As a self publisher in print and online, what do you think your biggest challenge that faces you is? How have you overcome it?
Chris and I both worked for an online marketing news and information website called ReelSEO. For a couple of years I was an editor on the site, writing articles about how to grow a YouTube channel, about the YouTube Creator Playbook, search engine optimization for video and other subjects. Other than all of that, which seeped into our brains while we worked there, most of which we followed when we started our own channel, we were just very lucky.
Our first video got posted to Buzzfeed by someone other than us and that brought us a wave of coverage. After that it was just promotional hustle. Everyone that wrote about us that first week, we reached out to and told them we were making another video the next week. We were able bounce that coverage for four to five weeks with pretty big publications. Obviously, exposure is huge and I feel like a jerk telling someone that, because we kind of got lucky.
So, what’s next the idea for you?
We have other ideas, other plans for growth. We’re talking to other YouTube channels about entirely new endeavors that we would create together and co-own. We’re developing a series for Chris where he is going to travel around and do some movie trivia stuff that I am pretty excited about. We have plenty of people working for us now and managing the side channels we’ve started.
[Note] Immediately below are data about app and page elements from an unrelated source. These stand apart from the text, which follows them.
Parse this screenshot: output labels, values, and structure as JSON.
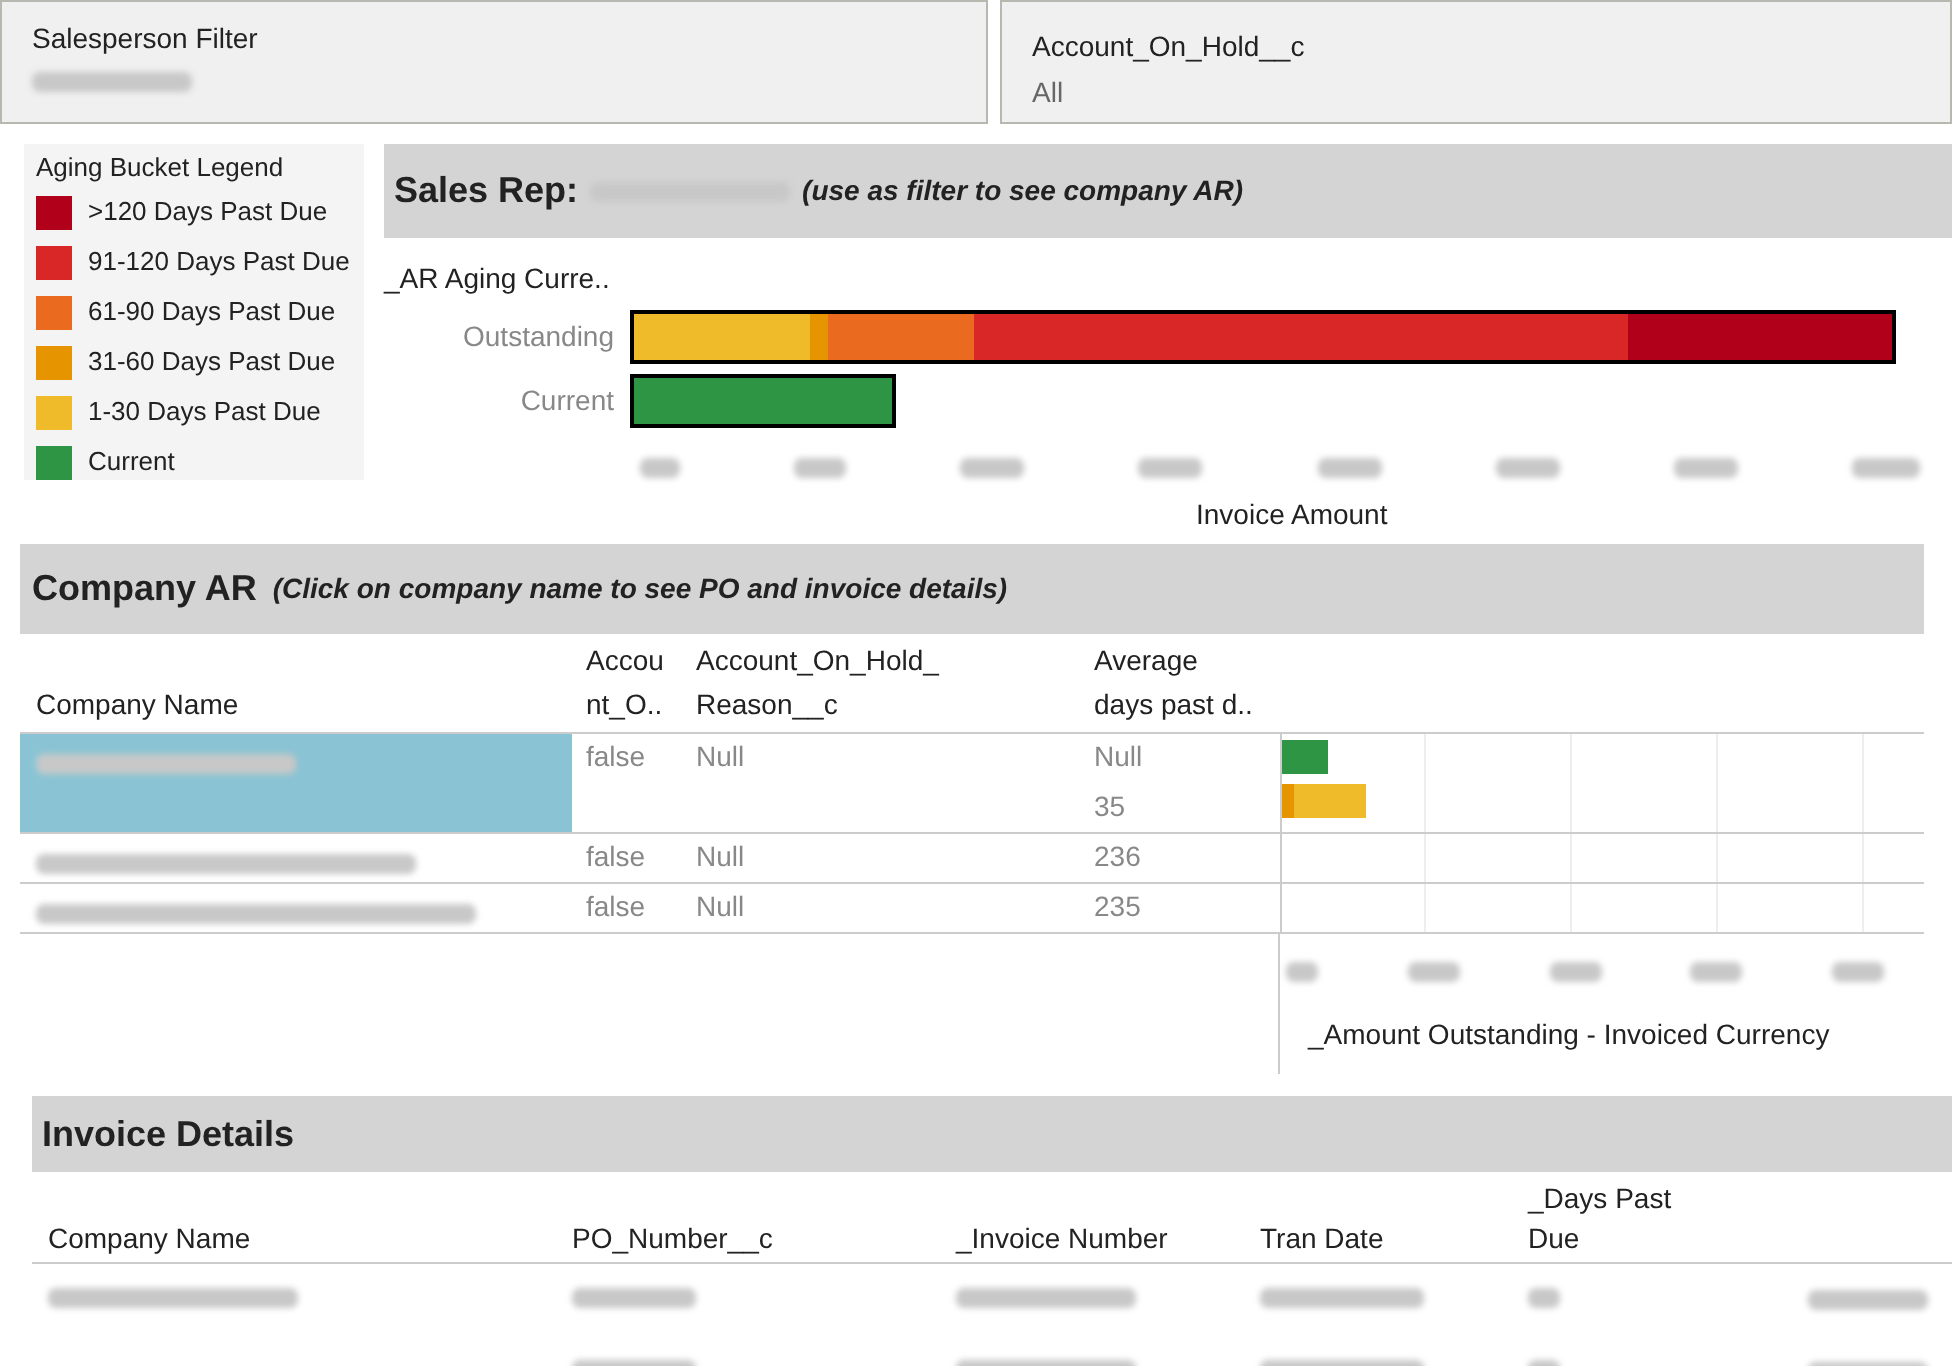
{
  "filters": [
    {
      "label": "Salesperson Filter",
      "value_blurred": true
    },
    {
      "label": "Account_On_Hold__c",
      "value": "All"
    }
  ],
  "legend": {
    "title": "Aging Bucket Legend",
    "items": [
      {
        "label": ">120 Days Past Due",
        "color": "#b0001a"
      },
      {
        "label": "91-120 Days Past Due",
        "color": "#d92626"
      },
      {
        "label": "61-90 Days Past Due",
        "color": "#ea6b1f"
      },
      {
        "label": "31-60 Days Past Due",
        "color": "#e69500"
      },
      {
        "label": "1-30 Days Past Due",
        "color": "#f0bb2a"
      },
      {
        "label": "Current",
        "color": "#2e9544"
      }
    ]
  },
  "sales_rep": {
    "title": "Sales Rep:",
    "note": "(use as filter to see company AR)",
    "axis_header": "_AR Aging Curre..",
    "rows": [
      "Outstanding",
      "Current"
    ],
    "xlabel": "Invoice Amount"
  },
  "company_ar": {
    "title": "Company AR",
    "note": "(Click on company name to see PO and invoice details)",
    "columns": [
      "Company Name",
      "Accou\nnt_O..",
      "Account_On_Hold_\nReason__c",
      "Average\ndays past d.."
    ],
    "rows": [
      {
        "selected": true,
        "account": "false",
        "reason": "Null",
        "avg": [
          "Null",
          "35"
        ]
      },
      {
        "selected": false,
        "account": "false",
        "reason": "Null",
        "avg": [
          "236"
        ]
      },
      {
        "selected": false,
        "account": "false",
        "reason": "Null",
        "avg": [
          "235"
        ]
      }
    ],
    "xlabel": "_Amount Outstanding - Invoiced Currency"
  },
  "invoice_details": {
    "title": "Invoice Details",
    "columns": [
      "Company Name",
      "PO_Number__c",
      "_Invoice Number",
      "Tran Date",
      "_Days Past\nDue"
    ]
  }
}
For me, creatively, the next book is where my heart is. I can’t wait to get it going, whether it’s a sequel to “The Ables” or another story, I just loved the experience of doing it so much that I want to do it again.
“The Ables” is available now, in paperback, audiobook and for The Amazon Kindle. Order a copy here.
Be sure to visit the Cinema Sins website and watch some of their very funny videos. “No movie is without sin.”